What the task asks →
Search the data below for the string "окна" and copy all lines where it shows up.

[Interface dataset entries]
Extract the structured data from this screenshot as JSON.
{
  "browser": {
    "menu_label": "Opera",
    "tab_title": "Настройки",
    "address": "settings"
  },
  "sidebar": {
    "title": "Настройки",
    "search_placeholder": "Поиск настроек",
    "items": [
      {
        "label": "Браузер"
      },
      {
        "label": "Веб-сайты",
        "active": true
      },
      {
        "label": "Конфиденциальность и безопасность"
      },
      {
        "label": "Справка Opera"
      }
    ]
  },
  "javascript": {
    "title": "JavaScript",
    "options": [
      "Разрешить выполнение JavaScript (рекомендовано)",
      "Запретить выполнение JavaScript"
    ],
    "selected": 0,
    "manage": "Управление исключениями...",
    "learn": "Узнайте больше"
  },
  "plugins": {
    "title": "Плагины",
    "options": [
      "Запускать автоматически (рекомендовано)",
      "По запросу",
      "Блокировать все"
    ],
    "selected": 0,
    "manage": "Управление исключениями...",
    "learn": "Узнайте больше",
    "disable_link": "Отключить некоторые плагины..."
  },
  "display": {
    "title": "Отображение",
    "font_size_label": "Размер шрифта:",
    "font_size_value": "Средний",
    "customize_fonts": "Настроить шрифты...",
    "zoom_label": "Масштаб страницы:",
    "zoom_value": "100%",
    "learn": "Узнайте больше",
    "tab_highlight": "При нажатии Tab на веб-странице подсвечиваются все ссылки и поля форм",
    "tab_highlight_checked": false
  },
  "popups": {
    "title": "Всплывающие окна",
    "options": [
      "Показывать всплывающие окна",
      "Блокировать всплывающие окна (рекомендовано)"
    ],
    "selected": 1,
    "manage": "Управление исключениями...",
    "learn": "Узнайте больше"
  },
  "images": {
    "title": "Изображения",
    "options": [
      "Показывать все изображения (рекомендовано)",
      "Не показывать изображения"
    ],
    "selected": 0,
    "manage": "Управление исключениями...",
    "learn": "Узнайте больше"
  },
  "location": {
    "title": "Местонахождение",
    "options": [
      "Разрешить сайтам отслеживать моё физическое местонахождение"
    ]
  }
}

Your response →
    "title": "Всплывающие окна",
      "Показывать всплывающие окна",
      "Блокировать всплывающие окна (рекомендовано)"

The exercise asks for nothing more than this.